Ingram takes constant care over when and how he stands up to white people. There are several moments when a false move could lead to him or one of the other black characters being injured or killed. That’s one factor in the tension that drives One-Shot Harry.
Phillips weaves Ingram’s tale into what was happening in the city at the time. Soon, Dr Martin Luther King Jr will be addressing a rally at Wrigley Field. (LA also had a Wrigley Field back in the day.) And, Thomas Bradley, a former black LAPD officer, is running for mayor. Ingram will want to photograph these figures. He also photographs a Nation of Islam protest – inspired by Malcolm X. Phillips mixes these real-life figures in on the fringes, while never skimping on his secondary characters. Everyone Ingram meets – from war vets to print house workers to jazz musicians – comes to life on the page.
During the story, Ingram hooks up with Anita Claire, a woman working on Bradley’s campaign. Of mixed race, her parents were activists who mixed with Communists and trade unionists in the 40s and 50s. On top of investigating Kinslow’s death, Ingram agrees to help Claire find a diary that belonged to a friend of her family – it’s full of names and details about left wing organisers. This becomes a secondary storyline.

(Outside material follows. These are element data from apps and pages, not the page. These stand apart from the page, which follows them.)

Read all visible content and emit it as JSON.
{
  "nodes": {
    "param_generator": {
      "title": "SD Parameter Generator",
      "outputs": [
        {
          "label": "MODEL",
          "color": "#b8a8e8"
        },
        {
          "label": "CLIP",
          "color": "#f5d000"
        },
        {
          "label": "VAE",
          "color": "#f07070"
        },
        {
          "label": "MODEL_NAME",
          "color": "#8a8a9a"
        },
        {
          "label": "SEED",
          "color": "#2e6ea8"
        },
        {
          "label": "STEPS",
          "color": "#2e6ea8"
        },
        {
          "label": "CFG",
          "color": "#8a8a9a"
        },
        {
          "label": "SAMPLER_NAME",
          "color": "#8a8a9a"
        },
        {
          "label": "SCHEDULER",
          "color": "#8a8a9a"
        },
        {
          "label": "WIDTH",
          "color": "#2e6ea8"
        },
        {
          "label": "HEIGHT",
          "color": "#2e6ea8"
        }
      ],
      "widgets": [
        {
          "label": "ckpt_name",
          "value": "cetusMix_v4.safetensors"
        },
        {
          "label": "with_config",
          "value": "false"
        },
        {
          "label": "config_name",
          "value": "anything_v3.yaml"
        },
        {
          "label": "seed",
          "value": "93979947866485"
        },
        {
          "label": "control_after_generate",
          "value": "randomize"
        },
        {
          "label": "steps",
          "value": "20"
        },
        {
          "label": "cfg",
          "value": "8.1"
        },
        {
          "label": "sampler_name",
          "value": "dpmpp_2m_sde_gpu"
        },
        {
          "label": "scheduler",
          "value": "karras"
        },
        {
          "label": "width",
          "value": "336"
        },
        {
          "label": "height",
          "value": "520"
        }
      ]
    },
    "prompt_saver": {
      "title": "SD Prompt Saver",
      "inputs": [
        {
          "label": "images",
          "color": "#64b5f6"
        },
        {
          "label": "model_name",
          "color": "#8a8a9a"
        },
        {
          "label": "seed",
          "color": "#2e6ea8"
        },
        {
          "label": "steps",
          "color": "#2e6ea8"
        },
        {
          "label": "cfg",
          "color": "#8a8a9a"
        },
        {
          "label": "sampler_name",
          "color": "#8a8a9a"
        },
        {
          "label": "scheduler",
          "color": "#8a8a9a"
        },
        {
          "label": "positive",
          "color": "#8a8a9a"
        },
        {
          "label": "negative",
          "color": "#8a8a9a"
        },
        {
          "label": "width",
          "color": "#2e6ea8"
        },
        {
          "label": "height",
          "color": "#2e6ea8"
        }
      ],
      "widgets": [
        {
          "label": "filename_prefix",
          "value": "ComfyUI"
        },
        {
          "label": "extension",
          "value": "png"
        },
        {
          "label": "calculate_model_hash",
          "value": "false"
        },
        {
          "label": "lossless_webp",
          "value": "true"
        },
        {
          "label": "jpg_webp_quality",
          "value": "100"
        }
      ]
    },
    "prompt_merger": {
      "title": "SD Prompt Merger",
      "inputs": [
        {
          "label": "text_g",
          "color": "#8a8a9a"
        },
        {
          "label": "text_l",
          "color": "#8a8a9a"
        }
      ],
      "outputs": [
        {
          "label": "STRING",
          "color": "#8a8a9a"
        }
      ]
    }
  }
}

By sleuthing and snooping around, Ingram discovers that Kinslow had photographs of distinguished white citizens in compromising situations. Could blackmail have led to his death? Soon, Ingram is being tailed by two heavies – he wonders if they’re G-men or if they’re working for Hoyt, the rich man Kinslow was working for at the time of his demise. By the final chapters of the novel you’ll have seen plenty of action, and lots of clever work by Ingram, who proves he is a hero worth rooting for. He’s cynical and wary, nosey and sneaky, tough when he needs to be – but most of all he wants to do right by his friends and his people.
If there’s a weakness here, it’s that things are wrapped up quite hastily and the ending isn’t entirely satisfying. This is deliberate – it feels like there’s a sequel or more on the way because Ingram is left with unfinished business.
There is also a point in the story when Ingram and a friend reminisce about reading Fantastic Four comics as kids, but the Fantastic Four didn’t appear until 1961. A comics head like Gary Phillips would know that so it’s almost certainly creative license. Maybe he’s throwing a No-Prize out there to melt the hearts of old geezers and geezettes like us here at CFL.
With its setting, this novel might remind you of Easy Rawlins or Harry Bosch, but I would strongly recommend reading it as a counterpoint to the LA Quartet by James Ellroy. Gary Phillips authentically tells the other side – those who faced police and institutional racism in Los Angeles. And while, yes, it’s about race, the author succeeds in directing us well beyond that theme and towards something much bigger. It’s about justice.
CFL Rating: 5 Stars